Friday, August 25, 2017

Floyd Mayweather Jr. versus Conor McGregor

T-Mobile Arena, Las Vegas, NV, Aug. 26
TV: Showtime PPV
By Peter Lim

Let's face it; anyone who thinks this is a real fight that might even be remotely competitive is borderline delusional. Imagine the fastest wide receiver in the NFL challenging Usain Bolt to a 100-meter race; that's how much of a mismatch this amounts to.

Explosive sprinting is a major component of the wide receiver's job description but he also has to catch the ball, sidestep, break tackles and make tackles. Bolt on the other hand, has only had to run in a straight line for a fixed distance as fast as he can for his entire career.

Likewise, boxing is a major component of McGregor's sport, but he also has had to kick, wrestle, grapple, apply choke holds and defend himself against all those maneuvers. Since he was a preteen, Mayweather has specialized in boxing, and boxing only, winning an Olympic bronze in the amateurs and going undefeated in 49 pro fights.

From a pugilistic standpoint, the ball will be in Mayweather's court for the entirety of the fight. Even at age 40 and coming off a two-year layoff, he will be able to end the fight as and when he pleases, including in the opening round. But Mayweather duped the public, and perhaps even McGregor, into believing that this is a legitimate competition so he will keep up that illusion and carry McGregor into the middle rounds.
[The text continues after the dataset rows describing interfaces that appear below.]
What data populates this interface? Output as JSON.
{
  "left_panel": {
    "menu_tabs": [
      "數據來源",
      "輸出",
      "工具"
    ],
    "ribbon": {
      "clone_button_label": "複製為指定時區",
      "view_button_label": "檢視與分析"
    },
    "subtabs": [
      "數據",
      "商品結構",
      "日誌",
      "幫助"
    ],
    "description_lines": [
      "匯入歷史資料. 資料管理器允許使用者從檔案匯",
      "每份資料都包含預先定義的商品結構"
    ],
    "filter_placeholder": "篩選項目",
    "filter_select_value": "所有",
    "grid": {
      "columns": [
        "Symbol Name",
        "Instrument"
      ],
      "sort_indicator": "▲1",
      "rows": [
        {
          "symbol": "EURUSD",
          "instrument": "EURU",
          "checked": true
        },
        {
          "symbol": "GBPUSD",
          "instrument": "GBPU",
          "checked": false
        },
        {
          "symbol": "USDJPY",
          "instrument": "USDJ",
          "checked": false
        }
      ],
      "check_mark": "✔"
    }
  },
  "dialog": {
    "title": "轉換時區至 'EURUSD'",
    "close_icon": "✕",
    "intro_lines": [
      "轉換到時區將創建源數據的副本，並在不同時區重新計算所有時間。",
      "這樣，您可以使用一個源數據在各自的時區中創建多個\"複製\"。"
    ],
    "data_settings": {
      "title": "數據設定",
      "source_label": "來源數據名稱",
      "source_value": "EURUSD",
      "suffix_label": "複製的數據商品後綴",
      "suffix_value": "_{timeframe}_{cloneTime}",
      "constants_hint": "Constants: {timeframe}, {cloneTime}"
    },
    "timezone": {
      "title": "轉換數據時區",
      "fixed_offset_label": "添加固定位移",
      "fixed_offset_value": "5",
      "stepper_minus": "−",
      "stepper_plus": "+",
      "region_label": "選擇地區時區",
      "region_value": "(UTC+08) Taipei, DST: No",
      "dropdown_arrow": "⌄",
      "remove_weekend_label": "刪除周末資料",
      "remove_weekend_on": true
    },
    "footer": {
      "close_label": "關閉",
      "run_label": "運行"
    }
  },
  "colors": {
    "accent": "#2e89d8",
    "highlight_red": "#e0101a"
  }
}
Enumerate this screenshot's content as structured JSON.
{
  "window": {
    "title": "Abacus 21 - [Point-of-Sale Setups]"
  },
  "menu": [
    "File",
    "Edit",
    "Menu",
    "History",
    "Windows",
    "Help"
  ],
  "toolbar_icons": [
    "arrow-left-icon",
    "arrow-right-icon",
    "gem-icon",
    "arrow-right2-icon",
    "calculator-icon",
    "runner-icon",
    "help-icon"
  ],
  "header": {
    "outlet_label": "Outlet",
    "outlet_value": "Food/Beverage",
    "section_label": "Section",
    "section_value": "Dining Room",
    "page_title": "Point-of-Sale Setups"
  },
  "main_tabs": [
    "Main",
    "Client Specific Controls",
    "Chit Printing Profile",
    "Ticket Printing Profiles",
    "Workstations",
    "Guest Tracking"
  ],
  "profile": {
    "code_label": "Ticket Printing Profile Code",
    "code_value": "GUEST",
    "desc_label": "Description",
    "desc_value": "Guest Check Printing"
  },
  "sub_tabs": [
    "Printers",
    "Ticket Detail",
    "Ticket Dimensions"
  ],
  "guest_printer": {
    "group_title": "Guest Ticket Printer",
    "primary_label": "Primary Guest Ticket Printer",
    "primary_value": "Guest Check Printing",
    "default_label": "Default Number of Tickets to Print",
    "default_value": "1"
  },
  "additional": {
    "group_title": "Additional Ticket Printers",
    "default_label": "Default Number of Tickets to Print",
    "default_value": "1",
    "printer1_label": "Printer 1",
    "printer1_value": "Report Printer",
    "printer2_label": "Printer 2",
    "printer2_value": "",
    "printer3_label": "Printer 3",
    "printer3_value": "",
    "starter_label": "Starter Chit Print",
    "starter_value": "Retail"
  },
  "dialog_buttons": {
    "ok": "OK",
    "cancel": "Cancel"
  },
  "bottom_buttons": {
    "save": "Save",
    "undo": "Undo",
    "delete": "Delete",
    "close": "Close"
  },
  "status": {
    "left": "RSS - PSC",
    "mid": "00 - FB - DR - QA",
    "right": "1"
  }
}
He might even allow McGregor to unleash a flurry or two along the way while avoiding any direct hits with his signature shoulder roll. He begins to exert his superiority in the fifth round and hurts McGregor with a few well-placed shots to the body. In the sixth round, McGregor's inexperience in the ring becomes painfully obvious as leaves himself wide open for a body-head combination that sends him to the canvass for the full count.

Both Mayweather and McGregor will walk away with millions from their ultimate con job, but it will mark one of the darkest days of combat sports. Hopefully, fans will learn from this travesty and will never again be fooled again by a hype-over-substance ruse of this magnitude.

Thursday, August 10, 2017

Terence Crawford vs. Julius Indongo

Pinnacle Bank Arena, Omaha, NE, Aug. 19
By Peter Lim

At this juncture of his career, Terence Crawford (31-0, 22 KOs) is a class or two above everyone in the 140-pound division. But from a style standpoint, no one stands a better chance of pulling off an upset against him as the tall, rangy and awkward Julius Indongo (22-0, 11 KOs).

Indongo, 34, came out of nowhere (Namibia is as close to nowhere as you can get) over the last eight months to capture two of the four junior welterweight belts. (Crawford owns the other two). A southpaw, he fights at fights at a frenetic pace, bouncing around on springy legs while firing long, whippersnapper punches from crazy angles. It will give Crawford fits in the early rounds.

By the fifth round, though, Crawford would have figured out his style, kills his rhythm by smothering him in clinches and begins delivering strategic punches upstairs and down. Crawford's accurate shots to Indongo's beanpole torso gradually takes its toll as he systematically breaks the African down with a combination of finesse and fury.

Indongo's legs begin to betray him in the late rounds rendering him more or less a stationary target for the sharpshooting Crawford who clinically dissects and stops him in the tenth round.